John Streufert, director of the National Cyber Security Division at the Department of Homeland Security, is helping guide a massive DHS effort to standardize government security protections. (Mike Morones / Staff)
There’s a lot riding on the Homeland Security Department’s new $6 billion cybersecurity contract.
DHS has committed $185 million this year to fund the initial roll out of monitoring tools capable of firing billions of automatic security inspections across civilian networks every 24 to 72 hours. DHS has additional funding budgeted for at least the next two years, pending congressional approval.
“We need tools to automate security testing and specialized experts to make those tools effectively operate and interpret the results,” said John Streufert, who leads DHS’ Continuous Diagnostics and Mitigation (CDM) program. “It’s how we make the repairs,” Streufert said. “In tightening budgets under sequestration, we are trying to make that repair labor more efficiently applied.”
While many agencies today use network scanning tools to detect rogue devices, flawed software applications and other security risks, the technical capabilities vary. So does the departments’ in-house expertise to diagnose and fix those flaws.
DHS’ goal: Standardize security protections across the government over the next three years.
“Agencies are trying to manage threats in real time,” said Andy Maner, a managing partner with IBM. “That is the goal of this vehicle.”
Key to that will be equipping agencies with both tools and experts through a $6 billion, five-year contract it awarded to 17 vendors earlier this month. The General Services Administration awarded the blanket purchase agreement on behalf of DHS, and GSA will charge agencies a 2 percent fee to use the contract.
Funding for monitoring
DHS is now developing task orders on behalf of civilian agencies as part of the first phase of the CDM program. Agencies can also place task orders using their own funding and contracting officers, according to DHS. State and local governments can also work through GSA to use the contract.

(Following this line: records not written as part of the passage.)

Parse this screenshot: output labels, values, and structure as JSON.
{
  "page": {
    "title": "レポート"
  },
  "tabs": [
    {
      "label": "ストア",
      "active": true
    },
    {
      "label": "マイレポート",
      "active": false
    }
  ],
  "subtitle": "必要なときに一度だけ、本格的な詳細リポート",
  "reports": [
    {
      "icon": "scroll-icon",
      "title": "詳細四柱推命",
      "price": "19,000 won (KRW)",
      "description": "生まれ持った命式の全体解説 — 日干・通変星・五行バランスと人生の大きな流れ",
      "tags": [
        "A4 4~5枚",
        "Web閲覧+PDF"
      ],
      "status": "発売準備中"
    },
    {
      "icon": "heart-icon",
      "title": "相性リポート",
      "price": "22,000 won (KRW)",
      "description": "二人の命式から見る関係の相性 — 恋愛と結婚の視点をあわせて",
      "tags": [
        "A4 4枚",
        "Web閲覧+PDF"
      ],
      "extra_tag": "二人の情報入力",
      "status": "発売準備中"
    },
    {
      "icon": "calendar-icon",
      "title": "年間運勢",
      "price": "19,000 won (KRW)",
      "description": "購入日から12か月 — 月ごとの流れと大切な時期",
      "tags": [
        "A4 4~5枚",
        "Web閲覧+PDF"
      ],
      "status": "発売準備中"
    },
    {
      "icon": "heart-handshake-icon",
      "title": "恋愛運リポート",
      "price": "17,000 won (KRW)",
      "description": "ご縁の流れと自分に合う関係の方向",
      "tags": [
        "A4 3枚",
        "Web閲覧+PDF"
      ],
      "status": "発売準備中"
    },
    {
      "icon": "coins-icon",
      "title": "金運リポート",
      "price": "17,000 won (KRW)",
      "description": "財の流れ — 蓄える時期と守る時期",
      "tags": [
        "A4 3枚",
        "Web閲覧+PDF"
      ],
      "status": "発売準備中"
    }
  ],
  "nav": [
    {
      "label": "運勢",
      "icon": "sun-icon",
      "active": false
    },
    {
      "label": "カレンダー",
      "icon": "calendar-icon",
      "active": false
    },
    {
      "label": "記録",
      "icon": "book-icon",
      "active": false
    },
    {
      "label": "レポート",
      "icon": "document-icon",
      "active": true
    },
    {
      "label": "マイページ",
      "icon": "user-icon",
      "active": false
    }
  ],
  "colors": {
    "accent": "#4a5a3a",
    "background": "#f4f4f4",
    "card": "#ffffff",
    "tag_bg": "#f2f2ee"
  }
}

Under the contract, DHS will fund operations of the scanning tools or sensors at the basic network level, while agencies will have to fund monitoring tools for mission and custom applications. Funds for remediating security problems will also come out of the agencies’ budgets, Streufert said.
Until now, the administration’s push for agencies to bolster continuous monitoring has been an unfunded mandate, said Niels Jensen, regional vice president of federal sales at ForeScout. “Now, not only is there a mandate but Streufert has done a good job working with the administration and making sure there is funding.”
ForeScout offers a software solution that can detect devices on an agency’s network and determine if the device is properly configured in line with agency policy. Nearly a dozen of the 17 vendors DHS selected have included ForeScout’s offering as part of their wider suite of tools.
While use of the contract is not mandated, Jensen said the DHS program is “very much a top-down” initiative that the administration expects will assist agencies in meeting security goals.
“There are many observers of the federal government that expected substantial resistance to adopting the CMD program and, without the facts available to them, made some characterizations that things were going slower than they actually were,” Streufert said.
So far, most large civilian agencies have agreed to use the contract, with the exception of the GSA, he said. Because of internal issues, including some technical challenges, GSA has not made a formal agreement to use the contract, but Streufert expects the agency will do so next fiscal year
“We have a substantial portion of the entire government covered now,” said Streufert, noting that the 21 largest civilian agencies represent more than 90 percent of the federal workforce.
The program will roll out in three phases, starting with a focus on managing all hardware and software that has access to agency networks and managing known vulnerabilities and preventing unauthorized programs from operating on the network. The second phase will include the roll out of tools to determine who uses the systems and when and the role of that account user. Phase three will offer capabilities for responding to cyber incidents.
A separate contract will be awarded for a dashboard, which will provide agencies a more comprehensive view of their security risks, Streufert said. Based on past experience running continuous monitoring programs at the State Department, he said it takes about that long to understand how to use the new tools and address any false positives from security scans.
“Our strongest objective is to diagnose what those cyber flaws are and leave the data at the department and agency on the detailed level and not move that sensitive information of the content of information that is being protected to the Department of Homeland Security,” Streufert said. “Instead, what we’re worried about on a macro level is how many of the doors are unlocked of the 2.2 million personal computers of the civilian government.”
Embedded into the dashboard will be a method for calculating security risks to help agencies track risks numerically, weight their severity and interpret actionable reports so they can better prioritize which problems to tackle first.
“The actual practices of how [agencies] measure risk will be worked out over time,” Streufert said. “We’re not grading our security in terms of pass/fail but looking at our precise results.”